By the time I left DHS in 2019, there were more than 100 agency programs explicitly dedicated to equity. There was an equity director in every single department. 

This was systems change, too. 

6. The need for patience

As I was leaving DHS, a colleague asked me if, after all my years at the agency, I had accomplished what I wanted to. It’s a good question. 

I left the agency because I felt my work was no longer being supported by leadership, and the work itself had often been exhausting. While I was at DHS, there was no time for reflection. My colleagues and I worked long hours, doing out best with slender resources, but we were highly motivated. If you work in systems change, you know this feeling: It needs to be done, so I have to do it. Working that way is hard. 

It is also hard to see things change so slowly — if you can see them change at all. 

Because DHS is such a large bureaucracy, it is impossible to see the full scale of systems change clearly. I don’t know that I will live to see the day when it’s clear that DHS has changed for the better. But because of my upbringing and my education, I have never expected to see the fruits of my labor. 

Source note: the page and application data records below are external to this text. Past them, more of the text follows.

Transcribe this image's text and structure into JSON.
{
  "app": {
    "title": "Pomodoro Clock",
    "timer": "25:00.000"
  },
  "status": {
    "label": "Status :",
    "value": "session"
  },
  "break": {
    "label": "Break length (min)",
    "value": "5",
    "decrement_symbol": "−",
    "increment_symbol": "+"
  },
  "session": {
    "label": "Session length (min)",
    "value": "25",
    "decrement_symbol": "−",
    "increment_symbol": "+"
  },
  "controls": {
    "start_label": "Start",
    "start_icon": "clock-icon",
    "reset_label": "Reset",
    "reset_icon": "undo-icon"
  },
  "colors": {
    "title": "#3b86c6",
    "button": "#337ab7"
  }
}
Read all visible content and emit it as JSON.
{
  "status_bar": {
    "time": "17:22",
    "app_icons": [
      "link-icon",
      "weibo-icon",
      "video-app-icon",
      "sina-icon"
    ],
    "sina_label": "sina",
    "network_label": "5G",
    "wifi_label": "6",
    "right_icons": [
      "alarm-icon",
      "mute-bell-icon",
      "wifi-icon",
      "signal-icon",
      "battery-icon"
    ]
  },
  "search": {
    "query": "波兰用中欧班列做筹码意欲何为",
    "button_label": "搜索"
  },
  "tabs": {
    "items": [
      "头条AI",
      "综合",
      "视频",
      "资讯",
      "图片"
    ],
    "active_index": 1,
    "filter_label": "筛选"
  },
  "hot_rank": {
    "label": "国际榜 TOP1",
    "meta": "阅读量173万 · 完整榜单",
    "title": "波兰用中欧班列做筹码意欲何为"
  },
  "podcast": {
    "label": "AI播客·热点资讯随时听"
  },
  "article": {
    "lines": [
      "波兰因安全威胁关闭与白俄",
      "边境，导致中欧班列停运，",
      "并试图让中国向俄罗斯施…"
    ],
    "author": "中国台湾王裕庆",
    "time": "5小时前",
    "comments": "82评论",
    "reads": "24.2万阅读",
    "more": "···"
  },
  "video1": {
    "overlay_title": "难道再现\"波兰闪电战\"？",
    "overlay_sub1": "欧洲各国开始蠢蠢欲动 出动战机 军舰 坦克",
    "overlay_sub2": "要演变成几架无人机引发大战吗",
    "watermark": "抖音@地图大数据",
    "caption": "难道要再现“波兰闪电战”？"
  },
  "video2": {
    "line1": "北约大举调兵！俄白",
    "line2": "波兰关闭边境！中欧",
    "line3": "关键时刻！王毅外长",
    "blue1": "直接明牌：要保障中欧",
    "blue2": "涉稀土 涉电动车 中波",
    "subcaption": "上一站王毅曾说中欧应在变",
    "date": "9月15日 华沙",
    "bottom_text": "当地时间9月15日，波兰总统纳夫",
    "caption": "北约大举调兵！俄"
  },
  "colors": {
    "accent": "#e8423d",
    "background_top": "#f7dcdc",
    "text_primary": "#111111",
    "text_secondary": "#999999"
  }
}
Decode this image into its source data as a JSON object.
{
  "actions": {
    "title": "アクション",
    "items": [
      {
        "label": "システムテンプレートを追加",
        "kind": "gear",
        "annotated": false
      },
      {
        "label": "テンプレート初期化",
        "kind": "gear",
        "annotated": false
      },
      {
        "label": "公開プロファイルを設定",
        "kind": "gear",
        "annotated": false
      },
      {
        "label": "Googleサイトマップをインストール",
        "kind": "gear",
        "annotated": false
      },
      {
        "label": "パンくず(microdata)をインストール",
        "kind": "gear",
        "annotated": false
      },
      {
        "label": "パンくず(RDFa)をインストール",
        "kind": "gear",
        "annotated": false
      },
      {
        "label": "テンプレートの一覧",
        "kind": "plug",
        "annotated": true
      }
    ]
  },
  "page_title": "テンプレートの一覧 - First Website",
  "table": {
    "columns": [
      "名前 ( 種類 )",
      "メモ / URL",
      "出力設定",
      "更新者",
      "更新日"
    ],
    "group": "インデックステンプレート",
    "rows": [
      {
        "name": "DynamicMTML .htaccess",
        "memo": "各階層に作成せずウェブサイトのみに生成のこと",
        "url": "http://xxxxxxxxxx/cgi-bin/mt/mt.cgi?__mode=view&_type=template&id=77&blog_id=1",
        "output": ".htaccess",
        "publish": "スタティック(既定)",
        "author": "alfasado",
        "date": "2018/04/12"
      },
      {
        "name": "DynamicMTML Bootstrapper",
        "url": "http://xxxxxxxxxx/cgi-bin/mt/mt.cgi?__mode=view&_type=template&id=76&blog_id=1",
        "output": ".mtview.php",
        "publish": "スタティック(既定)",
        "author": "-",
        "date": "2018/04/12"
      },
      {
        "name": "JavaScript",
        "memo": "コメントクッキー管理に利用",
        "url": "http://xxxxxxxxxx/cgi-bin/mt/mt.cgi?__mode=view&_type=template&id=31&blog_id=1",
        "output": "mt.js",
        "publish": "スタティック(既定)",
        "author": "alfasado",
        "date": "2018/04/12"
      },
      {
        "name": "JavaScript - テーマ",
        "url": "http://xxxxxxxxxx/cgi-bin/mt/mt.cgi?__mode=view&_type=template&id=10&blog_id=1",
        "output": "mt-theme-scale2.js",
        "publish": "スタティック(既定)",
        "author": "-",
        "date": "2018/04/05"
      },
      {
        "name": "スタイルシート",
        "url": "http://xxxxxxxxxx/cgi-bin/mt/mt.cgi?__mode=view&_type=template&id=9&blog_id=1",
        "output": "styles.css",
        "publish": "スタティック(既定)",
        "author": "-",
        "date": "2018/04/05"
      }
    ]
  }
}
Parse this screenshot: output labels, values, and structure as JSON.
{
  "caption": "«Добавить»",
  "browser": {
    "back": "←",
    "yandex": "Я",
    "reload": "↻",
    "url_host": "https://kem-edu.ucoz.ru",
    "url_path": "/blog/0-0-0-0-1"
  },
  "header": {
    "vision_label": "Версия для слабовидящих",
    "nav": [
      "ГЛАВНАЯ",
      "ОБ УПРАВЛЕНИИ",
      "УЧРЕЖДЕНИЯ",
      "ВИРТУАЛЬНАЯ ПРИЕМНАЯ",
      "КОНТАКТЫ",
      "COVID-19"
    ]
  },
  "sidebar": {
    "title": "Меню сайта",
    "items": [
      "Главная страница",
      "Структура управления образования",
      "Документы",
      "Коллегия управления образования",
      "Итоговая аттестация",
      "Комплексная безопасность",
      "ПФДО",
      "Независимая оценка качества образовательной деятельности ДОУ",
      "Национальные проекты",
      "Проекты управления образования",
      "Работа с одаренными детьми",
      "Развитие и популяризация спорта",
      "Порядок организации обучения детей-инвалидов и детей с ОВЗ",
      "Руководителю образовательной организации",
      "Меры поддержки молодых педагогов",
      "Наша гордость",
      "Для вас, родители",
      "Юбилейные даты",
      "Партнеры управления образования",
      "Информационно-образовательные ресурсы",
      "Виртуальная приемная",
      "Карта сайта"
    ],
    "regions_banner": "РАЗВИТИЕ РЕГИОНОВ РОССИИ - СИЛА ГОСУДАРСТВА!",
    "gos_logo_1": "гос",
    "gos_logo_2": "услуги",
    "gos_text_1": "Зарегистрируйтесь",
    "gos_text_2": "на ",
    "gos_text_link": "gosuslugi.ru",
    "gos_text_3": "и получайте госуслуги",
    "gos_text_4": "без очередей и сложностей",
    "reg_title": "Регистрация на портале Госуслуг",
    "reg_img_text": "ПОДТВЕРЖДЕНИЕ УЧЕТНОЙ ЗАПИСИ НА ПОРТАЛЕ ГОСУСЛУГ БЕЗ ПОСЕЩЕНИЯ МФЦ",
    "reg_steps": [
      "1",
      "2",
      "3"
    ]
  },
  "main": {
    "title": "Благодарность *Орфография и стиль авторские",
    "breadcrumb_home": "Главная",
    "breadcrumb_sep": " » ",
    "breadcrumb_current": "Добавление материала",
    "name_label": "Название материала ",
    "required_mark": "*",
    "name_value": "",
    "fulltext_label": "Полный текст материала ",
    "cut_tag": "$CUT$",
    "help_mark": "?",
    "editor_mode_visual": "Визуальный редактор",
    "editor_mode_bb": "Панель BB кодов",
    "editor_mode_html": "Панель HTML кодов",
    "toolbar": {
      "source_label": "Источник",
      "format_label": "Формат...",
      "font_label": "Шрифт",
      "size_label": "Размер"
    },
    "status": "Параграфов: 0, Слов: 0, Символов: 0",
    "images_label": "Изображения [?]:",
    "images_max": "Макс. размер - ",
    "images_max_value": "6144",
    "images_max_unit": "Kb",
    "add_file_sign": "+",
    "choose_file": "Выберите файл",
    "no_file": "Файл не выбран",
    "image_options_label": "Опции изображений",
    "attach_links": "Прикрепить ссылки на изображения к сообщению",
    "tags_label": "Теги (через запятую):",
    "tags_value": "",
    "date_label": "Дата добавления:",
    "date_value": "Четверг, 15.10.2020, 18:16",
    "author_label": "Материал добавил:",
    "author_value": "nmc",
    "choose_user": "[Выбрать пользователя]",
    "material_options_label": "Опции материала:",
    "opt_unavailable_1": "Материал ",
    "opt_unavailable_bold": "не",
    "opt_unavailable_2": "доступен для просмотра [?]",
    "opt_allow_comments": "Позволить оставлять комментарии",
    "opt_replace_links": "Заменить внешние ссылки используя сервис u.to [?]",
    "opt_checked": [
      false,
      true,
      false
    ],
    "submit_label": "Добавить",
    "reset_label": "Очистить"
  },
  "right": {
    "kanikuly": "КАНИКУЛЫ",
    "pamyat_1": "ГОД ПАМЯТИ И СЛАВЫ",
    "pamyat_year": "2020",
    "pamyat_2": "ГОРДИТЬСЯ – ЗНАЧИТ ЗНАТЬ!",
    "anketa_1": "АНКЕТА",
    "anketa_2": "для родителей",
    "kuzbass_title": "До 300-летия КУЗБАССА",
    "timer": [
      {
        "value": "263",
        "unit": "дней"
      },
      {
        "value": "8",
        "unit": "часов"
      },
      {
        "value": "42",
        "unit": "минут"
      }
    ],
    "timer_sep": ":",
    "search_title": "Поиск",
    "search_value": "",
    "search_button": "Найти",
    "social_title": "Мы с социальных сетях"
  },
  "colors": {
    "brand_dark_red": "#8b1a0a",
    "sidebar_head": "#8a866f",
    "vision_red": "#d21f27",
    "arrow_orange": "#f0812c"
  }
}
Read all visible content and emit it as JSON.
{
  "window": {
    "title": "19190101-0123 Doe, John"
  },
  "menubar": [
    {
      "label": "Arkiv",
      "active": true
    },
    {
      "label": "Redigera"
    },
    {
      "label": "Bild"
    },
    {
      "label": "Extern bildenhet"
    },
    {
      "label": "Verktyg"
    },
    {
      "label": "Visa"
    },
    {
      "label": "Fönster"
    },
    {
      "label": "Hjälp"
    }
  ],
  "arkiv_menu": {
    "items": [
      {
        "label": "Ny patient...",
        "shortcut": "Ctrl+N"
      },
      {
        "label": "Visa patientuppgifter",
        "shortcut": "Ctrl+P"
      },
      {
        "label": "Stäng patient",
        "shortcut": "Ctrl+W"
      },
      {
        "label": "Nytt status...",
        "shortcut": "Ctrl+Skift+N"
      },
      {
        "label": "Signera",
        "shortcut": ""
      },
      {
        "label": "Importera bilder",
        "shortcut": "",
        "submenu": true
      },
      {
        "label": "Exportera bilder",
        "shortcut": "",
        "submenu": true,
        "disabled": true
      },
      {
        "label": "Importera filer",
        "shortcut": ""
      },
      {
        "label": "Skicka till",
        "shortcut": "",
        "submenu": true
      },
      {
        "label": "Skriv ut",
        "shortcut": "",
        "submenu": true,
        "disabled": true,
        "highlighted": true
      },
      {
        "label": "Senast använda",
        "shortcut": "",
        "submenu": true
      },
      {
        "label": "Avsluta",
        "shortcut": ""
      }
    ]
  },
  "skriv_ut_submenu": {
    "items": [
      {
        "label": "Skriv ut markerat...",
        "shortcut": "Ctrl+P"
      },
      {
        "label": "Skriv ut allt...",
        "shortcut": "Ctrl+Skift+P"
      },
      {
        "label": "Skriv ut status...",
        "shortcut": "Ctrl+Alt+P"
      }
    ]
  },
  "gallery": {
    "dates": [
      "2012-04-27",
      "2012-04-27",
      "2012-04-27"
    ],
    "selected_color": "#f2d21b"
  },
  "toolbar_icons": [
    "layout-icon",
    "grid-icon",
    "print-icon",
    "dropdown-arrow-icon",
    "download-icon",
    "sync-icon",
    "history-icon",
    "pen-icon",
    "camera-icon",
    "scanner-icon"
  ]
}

The phrase “systems change” is trendy and attractive these days, and that is to the good. But actual systems change is elusive. As I have seen up close all my life, systems are incredibly complicated — and most systems are very closed to change, especially those informed by white supremacy or old stereotypes about the humanity of people of color. Changing them is a tall order. 

Beyond that, the work we do to change American systems is constrained by the system of American culture itself. Our society is very results-oriented, very interested in speed and personal achievement, and very individualistic. But I simply don’t believe systems change produces visible achievements from individual efforts. Most systems change is invisible to the people who work to achieve it. So we must learn to be satisfied by building the conditions that make greater equity possible. 

At DHS, which is so vast and so hard to change, I learned to trust my intuition to recognize signs of progress. How is this department interacting with the commissioner it serves? How is this manager behaving toward her staff? How does this assistant commissioner talk about equity? Those tiny signs of change kept me going when the work felt impossible. 

The most promising signs of change, however tiny, are always in people. Although systems change is impossible to see at the level of individual contributions, it’s people who make systems change possible as they learn to embrace  new ideas. Over the years, I learned to prepare people, one by one, to welcome the new. I learned that I would need to do a lot of cajoling and prodding, and to smile even when I felt like smacking someone. I learned about the necessity of helping people grieve the loss of old ways of behaving and cheer on their willingness to do new things. 

Systems change is like planting a forest. Someday, children will be able to play in the shelter of the trees. Today, your job is to dig holes and plant seeds. Tomorrow, and every day after that, your job is to tend the carefully — knowing full well you will not live to see the new environment your work makes possible. But now and then, you will see signs of life and hope. Those signs will keep you going.